- **Task**
After reading each line of the entries, give the number of lines that contain "title" and nothing else.

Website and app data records
- - -
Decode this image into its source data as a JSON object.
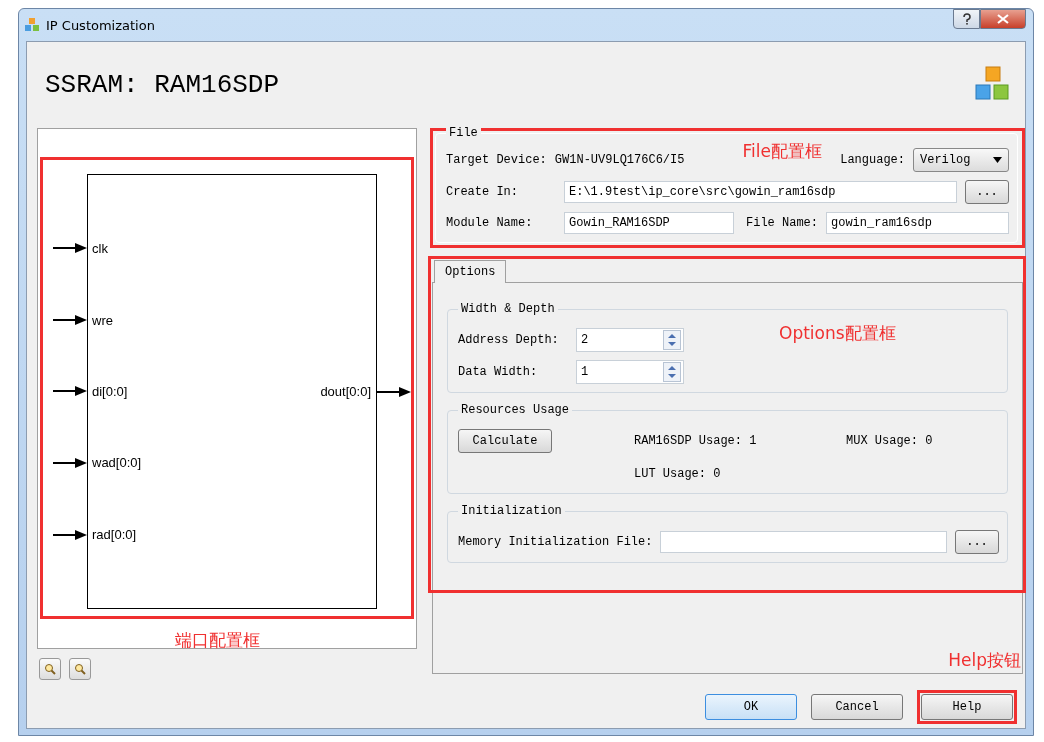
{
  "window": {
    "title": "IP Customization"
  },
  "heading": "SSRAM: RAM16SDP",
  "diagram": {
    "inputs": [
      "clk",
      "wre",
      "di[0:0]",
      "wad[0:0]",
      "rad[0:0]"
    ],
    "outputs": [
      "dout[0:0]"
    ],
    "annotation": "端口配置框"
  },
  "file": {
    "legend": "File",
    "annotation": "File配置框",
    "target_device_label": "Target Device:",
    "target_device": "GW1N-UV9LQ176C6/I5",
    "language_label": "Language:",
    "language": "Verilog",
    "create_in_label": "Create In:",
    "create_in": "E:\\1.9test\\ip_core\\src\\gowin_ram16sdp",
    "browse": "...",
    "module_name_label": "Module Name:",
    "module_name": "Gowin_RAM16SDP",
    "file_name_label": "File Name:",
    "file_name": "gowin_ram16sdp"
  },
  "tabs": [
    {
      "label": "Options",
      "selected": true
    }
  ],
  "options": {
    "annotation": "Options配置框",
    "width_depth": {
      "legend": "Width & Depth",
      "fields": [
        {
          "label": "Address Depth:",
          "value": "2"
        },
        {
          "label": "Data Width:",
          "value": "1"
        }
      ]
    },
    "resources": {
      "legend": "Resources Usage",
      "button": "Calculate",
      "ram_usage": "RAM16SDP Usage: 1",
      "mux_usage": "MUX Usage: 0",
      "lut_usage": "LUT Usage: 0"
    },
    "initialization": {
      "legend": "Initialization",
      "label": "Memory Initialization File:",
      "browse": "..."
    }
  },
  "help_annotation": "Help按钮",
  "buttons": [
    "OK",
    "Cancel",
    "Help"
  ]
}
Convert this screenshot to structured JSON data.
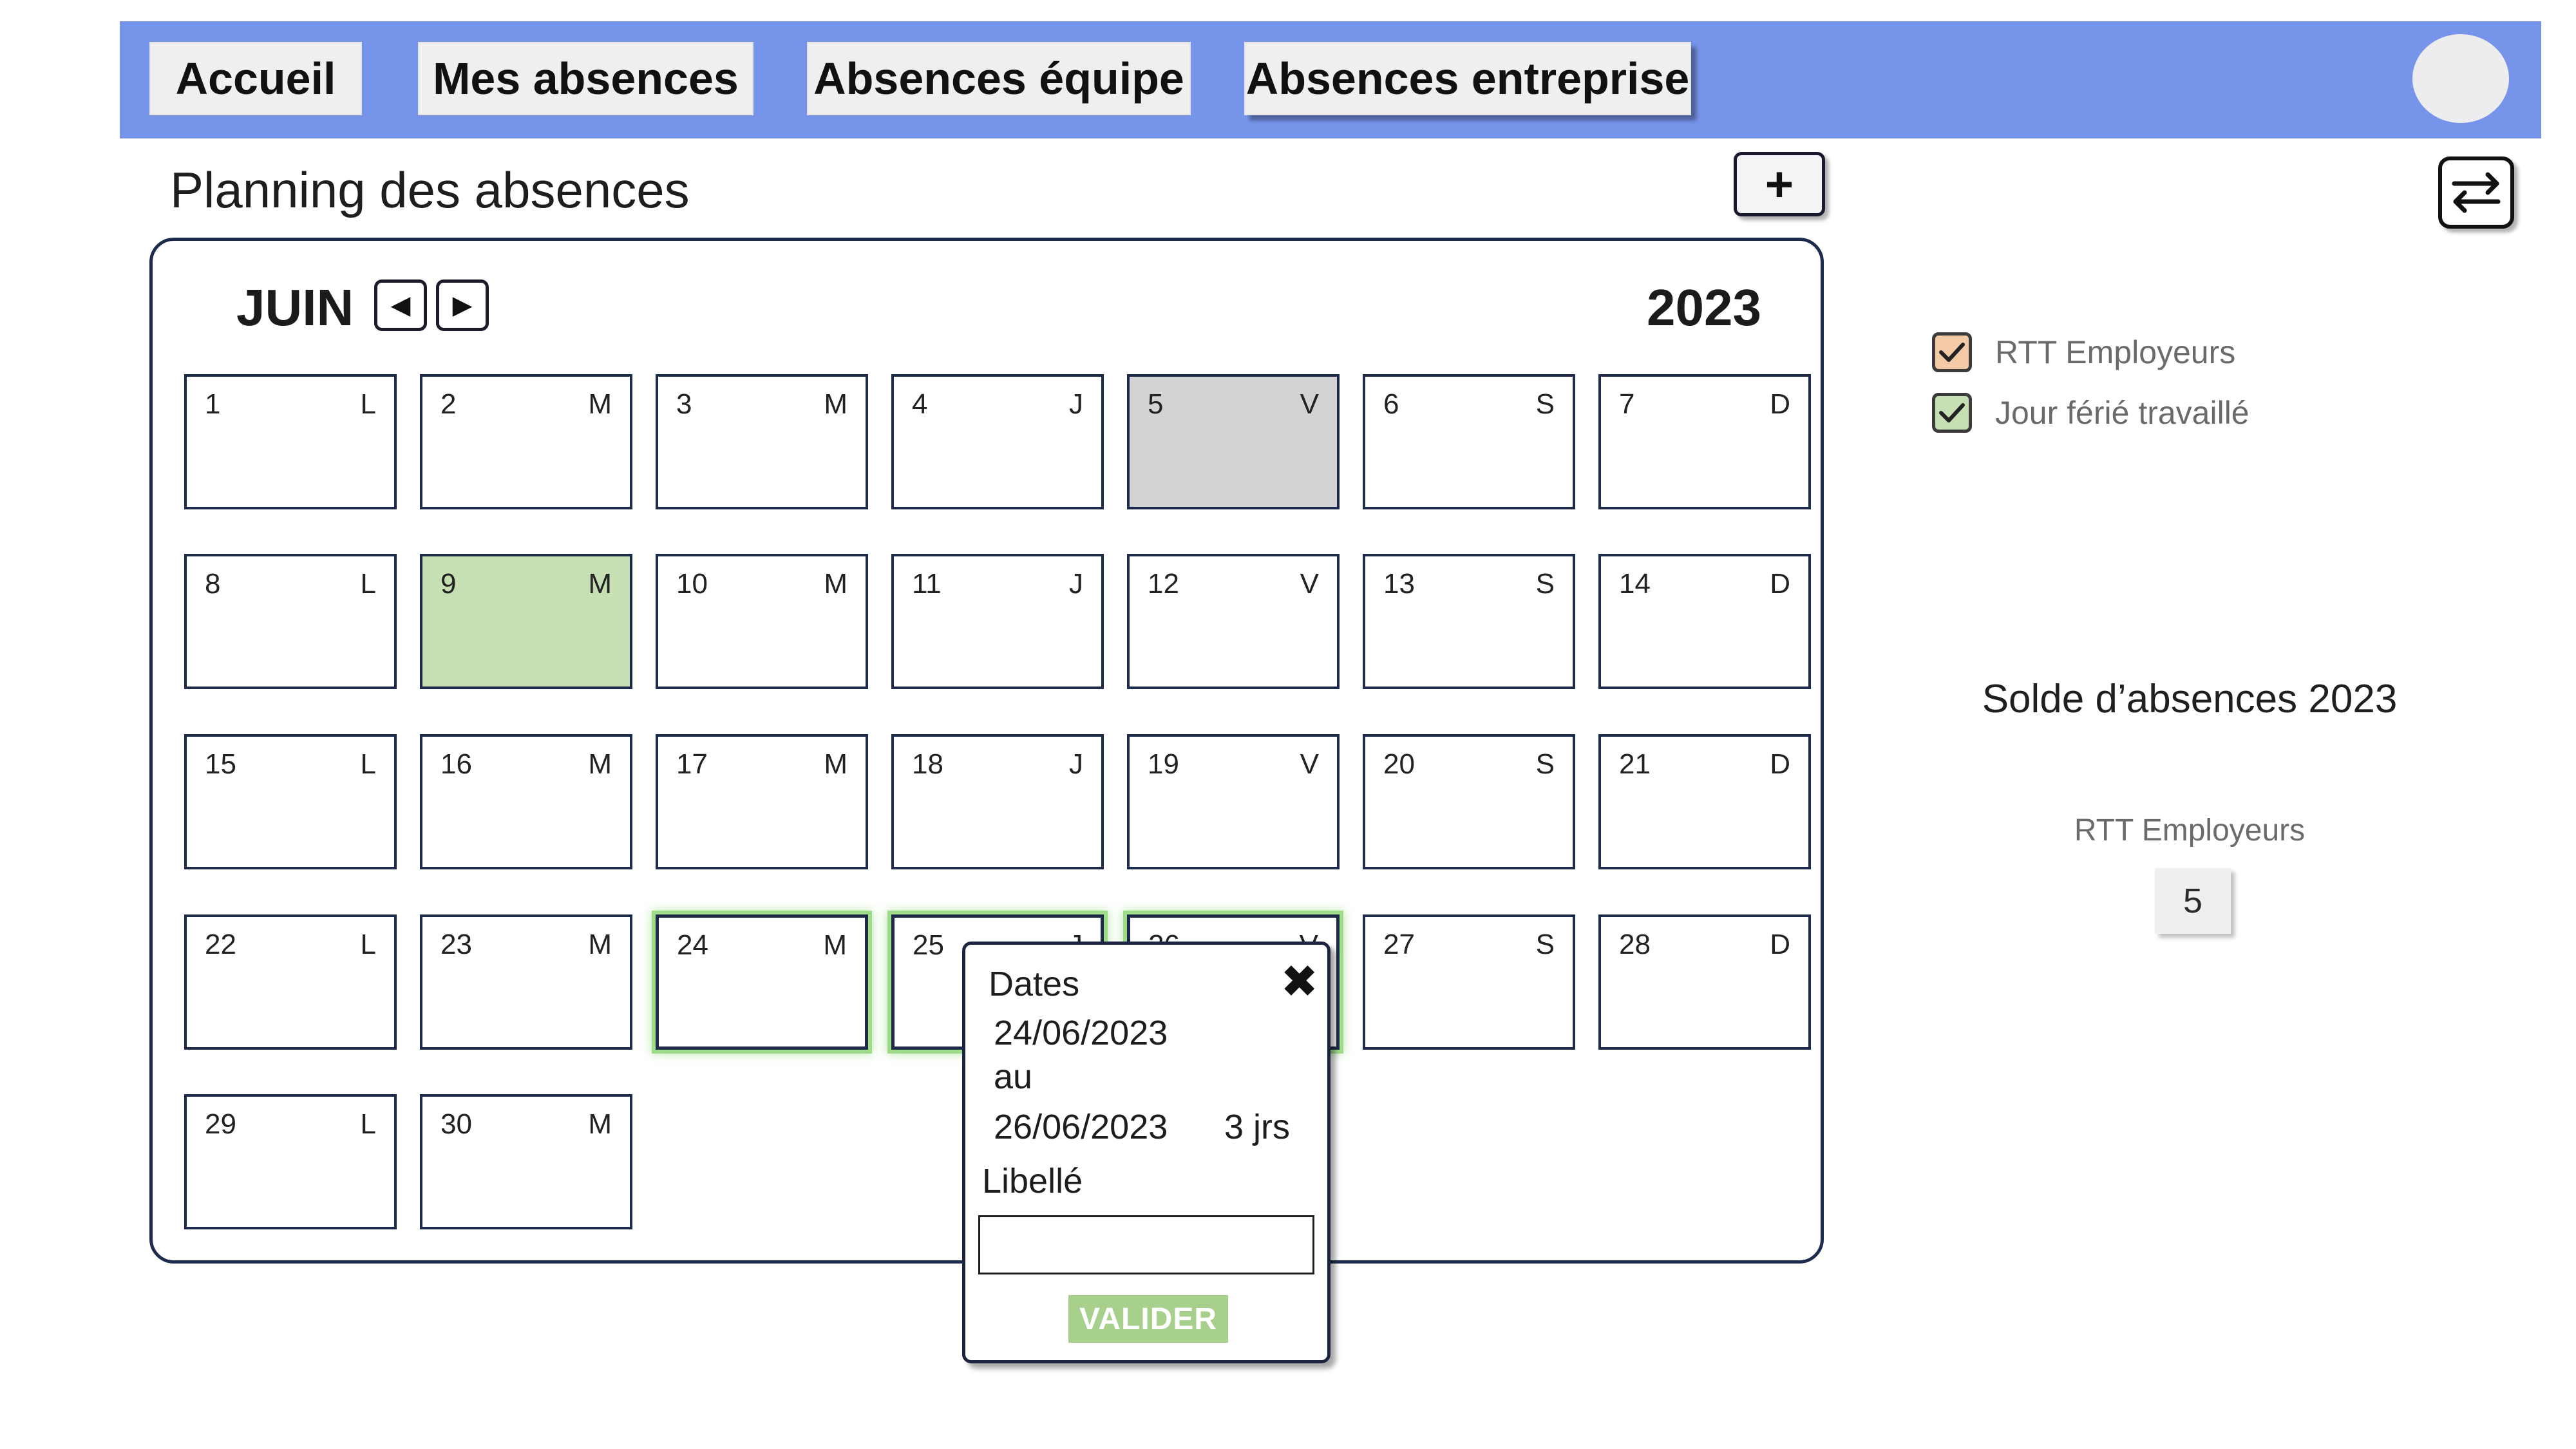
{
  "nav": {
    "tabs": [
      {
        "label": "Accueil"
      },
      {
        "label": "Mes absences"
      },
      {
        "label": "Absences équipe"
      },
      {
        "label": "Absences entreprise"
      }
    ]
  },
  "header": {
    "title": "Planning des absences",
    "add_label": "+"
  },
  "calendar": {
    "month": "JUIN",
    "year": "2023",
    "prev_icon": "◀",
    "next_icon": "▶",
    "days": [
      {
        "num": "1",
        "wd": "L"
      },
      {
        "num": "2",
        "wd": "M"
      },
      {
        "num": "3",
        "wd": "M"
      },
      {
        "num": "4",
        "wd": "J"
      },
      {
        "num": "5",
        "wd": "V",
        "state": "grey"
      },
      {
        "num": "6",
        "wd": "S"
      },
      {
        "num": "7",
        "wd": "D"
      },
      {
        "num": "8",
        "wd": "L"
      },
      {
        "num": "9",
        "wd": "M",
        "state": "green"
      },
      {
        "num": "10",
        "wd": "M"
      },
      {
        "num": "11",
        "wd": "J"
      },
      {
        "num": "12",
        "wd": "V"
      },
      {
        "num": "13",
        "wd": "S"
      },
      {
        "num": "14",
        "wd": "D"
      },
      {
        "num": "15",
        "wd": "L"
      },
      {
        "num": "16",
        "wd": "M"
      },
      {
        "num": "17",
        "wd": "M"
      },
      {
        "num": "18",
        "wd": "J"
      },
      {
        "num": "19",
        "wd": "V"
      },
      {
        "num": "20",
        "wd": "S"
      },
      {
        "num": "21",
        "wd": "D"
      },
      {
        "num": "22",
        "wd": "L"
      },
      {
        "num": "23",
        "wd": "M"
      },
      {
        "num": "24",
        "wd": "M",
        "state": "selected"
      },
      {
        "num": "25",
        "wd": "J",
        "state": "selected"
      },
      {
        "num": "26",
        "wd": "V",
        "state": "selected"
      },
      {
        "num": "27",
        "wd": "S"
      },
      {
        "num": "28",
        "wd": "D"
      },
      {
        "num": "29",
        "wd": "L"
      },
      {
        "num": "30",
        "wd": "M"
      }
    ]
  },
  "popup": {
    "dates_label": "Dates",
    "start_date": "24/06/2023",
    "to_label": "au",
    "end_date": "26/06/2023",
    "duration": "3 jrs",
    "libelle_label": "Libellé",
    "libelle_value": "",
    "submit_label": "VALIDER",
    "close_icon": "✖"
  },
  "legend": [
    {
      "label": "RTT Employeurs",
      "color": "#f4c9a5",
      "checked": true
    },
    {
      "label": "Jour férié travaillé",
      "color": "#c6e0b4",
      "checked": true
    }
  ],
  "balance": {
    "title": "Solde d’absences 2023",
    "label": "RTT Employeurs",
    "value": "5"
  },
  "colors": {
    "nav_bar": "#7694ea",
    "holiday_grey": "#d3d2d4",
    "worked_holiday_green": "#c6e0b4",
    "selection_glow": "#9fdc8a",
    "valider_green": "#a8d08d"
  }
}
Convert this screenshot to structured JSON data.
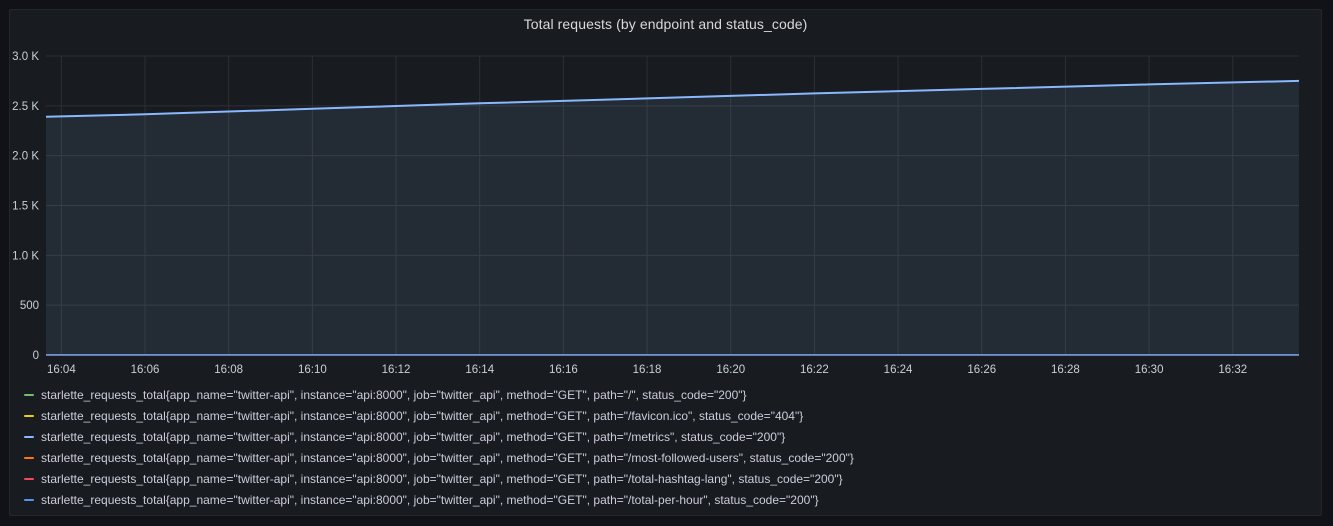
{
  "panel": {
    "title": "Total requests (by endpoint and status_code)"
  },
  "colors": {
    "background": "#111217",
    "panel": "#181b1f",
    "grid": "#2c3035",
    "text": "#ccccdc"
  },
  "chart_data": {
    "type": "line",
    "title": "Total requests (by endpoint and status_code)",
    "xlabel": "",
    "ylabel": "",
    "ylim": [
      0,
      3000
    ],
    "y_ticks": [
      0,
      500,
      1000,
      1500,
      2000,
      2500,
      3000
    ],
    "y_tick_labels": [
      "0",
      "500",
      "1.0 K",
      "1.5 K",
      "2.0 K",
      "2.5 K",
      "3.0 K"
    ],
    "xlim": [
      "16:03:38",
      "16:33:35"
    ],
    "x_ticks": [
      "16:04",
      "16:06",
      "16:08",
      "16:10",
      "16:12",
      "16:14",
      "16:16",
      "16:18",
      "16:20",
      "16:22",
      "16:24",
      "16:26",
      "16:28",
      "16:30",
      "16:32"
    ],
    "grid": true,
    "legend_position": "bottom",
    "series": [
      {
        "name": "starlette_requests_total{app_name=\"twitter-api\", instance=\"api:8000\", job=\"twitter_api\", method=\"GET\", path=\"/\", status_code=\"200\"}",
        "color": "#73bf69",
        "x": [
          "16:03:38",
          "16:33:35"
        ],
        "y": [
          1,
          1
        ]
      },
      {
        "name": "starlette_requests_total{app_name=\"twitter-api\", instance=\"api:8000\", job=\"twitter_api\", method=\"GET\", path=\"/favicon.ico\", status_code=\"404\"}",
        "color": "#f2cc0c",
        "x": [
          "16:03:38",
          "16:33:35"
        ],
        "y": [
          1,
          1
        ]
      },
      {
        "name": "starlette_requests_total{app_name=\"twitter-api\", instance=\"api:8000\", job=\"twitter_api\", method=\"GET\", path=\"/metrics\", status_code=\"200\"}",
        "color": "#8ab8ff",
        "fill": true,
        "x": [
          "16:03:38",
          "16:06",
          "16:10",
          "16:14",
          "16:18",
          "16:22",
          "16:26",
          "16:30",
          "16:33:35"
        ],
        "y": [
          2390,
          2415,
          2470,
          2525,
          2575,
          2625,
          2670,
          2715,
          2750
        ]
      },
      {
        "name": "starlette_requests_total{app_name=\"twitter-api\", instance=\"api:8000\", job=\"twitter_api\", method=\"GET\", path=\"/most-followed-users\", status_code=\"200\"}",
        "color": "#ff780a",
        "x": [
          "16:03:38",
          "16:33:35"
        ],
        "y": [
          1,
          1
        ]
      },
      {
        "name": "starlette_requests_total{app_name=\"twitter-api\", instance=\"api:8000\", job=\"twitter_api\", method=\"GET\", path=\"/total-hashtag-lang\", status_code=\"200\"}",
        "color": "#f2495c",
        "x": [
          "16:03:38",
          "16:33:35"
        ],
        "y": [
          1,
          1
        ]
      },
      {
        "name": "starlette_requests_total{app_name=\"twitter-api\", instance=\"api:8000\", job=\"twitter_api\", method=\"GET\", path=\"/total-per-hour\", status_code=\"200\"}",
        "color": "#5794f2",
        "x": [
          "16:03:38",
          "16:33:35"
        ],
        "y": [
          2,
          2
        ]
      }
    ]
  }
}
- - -
- **Response for this exercise**
5